In 2002, I was asked to helm a press conference at the Alabama Stage and Screen Hall of Fame, into which Jones was being inducted. I asked him why he quit Company, and Jones answered, “That first night I went out there in Boston and sang this song ‘Happily Ever After,’ I could feel the audience asking me, ‘Why do you hate us? By singing this song, you’re showing that you hate us.’”

After Tam delivered “Happily Ever After," Marry Me A Little’s audience enthusiastically applauded in a way that first-nighters certainly hadn’t in Boston. Statistics show that in 1970, 10% of marriages ended in divorce. Now nearly 50% do, meaning that plenty more audience members have come to the conclusion that marriage means living in hell. Times have changed – and not just with cell phones and laptops. Once again, so many people in the world need time to catch up with Stephen Sondheim.
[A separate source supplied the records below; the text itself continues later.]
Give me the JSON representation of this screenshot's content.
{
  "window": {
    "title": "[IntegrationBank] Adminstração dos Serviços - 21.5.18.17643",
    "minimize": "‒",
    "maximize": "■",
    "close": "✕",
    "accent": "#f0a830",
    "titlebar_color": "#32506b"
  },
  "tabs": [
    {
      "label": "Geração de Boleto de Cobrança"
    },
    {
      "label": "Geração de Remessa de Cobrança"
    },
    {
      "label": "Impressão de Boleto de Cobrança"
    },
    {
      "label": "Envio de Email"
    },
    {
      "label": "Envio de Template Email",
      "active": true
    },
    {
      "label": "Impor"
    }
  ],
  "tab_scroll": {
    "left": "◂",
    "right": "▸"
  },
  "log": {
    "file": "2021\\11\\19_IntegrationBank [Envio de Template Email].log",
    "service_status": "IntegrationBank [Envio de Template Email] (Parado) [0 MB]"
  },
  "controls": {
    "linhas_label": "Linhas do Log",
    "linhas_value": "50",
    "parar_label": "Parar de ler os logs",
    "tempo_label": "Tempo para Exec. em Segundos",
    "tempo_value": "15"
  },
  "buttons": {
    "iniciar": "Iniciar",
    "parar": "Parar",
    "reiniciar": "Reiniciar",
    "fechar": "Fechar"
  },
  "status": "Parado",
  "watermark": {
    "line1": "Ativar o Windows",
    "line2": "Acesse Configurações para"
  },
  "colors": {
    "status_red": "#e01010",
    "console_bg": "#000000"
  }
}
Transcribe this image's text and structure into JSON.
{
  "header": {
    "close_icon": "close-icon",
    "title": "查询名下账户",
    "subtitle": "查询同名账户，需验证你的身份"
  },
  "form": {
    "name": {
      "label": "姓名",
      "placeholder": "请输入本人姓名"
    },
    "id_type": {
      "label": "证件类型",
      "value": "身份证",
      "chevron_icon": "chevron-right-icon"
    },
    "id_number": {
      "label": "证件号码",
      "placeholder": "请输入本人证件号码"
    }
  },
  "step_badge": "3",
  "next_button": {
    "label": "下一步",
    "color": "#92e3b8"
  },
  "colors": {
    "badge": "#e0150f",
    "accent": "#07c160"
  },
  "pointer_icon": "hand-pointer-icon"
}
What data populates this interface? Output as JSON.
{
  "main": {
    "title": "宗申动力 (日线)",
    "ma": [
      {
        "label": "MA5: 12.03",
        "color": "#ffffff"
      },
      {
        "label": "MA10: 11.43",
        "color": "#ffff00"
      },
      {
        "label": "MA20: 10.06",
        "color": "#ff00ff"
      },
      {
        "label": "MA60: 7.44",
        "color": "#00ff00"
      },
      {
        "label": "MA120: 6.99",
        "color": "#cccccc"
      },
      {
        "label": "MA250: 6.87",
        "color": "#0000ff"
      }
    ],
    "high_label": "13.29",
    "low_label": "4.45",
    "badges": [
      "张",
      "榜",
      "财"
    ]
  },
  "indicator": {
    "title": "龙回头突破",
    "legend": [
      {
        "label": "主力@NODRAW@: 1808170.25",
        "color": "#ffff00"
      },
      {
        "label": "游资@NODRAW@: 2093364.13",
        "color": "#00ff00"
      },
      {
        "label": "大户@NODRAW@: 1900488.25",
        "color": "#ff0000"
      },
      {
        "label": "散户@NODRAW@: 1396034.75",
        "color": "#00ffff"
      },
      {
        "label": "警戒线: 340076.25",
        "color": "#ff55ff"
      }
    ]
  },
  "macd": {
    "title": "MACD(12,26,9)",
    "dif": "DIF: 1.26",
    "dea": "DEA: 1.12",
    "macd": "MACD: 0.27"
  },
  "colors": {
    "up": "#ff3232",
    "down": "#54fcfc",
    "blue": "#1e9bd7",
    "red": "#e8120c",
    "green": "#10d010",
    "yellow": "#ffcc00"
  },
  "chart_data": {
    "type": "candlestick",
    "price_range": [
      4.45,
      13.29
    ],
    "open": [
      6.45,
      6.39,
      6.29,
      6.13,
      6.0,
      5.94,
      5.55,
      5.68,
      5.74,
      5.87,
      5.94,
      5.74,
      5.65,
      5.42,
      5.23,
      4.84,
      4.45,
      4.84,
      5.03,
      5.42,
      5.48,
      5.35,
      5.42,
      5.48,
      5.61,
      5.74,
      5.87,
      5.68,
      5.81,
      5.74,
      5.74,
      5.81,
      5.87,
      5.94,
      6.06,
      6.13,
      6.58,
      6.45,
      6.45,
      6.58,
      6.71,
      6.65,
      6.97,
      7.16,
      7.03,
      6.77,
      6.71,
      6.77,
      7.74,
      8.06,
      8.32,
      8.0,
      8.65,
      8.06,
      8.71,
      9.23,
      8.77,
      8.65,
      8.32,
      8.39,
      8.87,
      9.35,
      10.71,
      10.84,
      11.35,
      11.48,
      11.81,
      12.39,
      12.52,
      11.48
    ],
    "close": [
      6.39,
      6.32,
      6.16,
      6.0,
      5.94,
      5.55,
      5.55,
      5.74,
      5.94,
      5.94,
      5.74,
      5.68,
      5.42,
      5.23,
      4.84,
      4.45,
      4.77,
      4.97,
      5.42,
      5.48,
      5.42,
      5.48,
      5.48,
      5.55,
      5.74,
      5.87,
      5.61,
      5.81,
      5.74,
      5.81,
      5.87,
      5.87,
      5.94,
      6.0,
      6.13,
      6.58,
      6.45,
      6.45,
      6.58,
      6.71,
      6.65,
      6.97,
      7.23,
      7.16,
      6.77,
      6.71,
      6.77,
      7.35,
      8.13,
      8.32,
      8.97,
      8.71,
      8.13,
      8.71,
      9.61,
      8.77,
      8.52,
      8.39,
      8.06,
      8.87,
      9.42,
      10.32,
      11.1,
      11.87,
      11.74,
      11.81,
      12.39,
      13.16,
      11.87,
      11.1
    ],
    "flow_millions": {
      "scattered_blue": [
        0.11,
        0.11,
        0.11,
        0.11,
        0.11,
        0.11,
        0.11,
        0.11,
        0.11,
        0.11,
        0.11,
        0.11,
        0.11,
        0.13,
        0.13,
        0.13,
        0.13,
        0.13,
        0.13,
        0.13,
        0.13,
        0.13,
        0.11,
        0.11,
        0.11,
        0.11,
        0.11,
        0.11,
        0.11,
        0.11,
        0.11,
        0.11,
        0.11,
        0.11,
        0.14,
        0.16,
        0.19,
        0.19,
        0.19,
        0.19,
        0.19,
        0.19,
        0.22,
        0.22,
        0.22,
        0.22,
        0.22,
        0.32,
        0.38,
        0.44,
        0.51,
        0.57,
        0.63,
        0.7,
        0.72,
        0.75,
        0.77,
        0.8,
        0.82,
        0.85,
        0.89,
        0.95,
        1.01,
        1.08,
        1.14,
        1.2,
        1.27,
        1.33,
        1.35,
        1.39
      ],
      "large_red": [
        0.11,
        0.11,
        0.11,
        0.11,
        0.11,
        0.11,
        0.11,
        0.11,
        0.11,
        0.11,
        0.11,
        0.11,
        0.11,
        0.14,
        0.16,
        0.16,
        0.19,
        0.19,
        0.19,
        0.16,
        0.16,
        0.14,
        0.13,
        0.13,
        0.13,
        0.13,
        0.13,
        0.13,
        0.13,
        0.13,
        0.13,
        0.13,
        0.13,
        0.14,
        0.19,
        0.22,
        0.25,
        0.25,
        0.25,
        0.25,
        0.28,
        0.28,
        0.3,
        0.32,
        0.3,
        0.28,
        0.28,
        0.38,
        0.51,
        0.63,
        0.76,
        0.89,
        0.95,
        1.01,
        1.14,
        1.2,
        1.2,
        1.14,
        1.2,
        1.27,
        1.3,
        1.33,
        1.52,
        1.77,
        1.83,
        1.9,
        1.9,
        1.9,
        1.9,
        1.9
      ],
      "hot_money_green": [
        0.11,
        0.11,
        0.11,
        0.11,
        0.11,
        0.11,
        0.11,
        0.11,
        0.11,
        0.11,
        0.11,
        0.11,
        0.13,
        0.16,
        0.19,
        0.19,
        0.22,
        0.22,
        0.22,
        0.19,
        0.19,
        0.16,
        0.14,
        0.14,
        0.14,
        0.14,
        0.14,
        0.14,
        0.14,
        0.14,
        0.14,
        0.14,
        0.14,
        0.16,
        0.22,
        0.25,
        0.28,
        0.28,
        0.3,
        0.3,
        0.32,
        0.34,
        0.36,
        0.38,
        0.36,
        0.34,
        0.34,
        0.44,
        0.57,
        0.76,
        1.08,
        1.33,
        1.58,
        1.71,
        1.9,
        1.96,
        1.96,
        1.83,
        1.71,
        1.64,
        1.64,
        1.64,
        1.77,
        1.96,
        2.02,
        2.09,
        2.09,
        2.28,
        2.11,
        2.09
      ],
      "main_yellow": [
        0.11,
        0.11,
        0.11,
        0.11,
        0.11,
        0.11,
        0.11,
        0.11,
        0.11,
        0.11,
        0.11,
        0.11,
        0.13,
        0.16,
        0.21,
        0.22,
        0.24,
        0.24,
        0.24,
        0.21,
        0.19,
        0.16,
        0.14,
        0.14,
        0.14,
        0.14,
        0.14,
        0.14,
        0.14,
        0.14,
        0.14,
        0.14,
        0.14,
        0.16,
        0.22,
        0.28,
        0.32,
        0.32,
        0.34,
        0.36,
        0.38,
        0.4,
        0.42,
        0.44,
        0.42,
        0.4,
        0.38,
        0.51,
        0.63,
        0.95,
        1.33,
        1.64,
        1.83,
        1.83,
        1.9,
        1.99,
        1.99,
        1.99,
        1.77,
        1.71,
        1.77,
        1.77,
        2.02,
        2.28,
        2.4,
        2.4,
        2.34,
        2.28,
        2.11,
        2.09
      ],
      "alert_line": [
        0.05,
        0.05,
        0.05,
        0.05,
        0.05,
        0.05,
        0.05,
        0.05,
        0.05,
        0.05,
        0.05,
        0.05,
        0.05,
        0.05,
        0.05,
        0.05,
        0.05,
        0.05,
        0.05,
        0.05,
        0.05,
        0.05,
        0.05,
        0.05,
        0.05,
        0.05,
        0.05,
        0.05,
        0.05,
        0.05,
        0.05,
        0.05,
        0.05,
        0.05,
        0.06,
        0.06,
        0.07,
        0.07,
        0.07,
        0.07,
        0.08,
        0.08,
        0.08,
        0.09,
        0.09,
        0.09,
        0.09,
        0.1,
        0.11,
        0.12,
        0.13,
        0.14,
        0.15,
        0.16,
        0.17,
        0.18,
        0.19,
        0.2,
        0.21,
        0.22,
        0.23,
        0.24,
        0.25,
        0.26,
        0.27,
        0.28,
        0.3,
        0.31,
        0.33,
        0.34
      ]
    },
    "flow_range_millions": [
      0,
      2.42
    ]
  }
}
You may e-mail Peter at Check out his weekly column each Tuesday at and each Friday at His newest book, Broadway Musical MVPs, 1960-2010: The Most Valuable Players of the Past 50 Seasons, is now available through Applause Books and at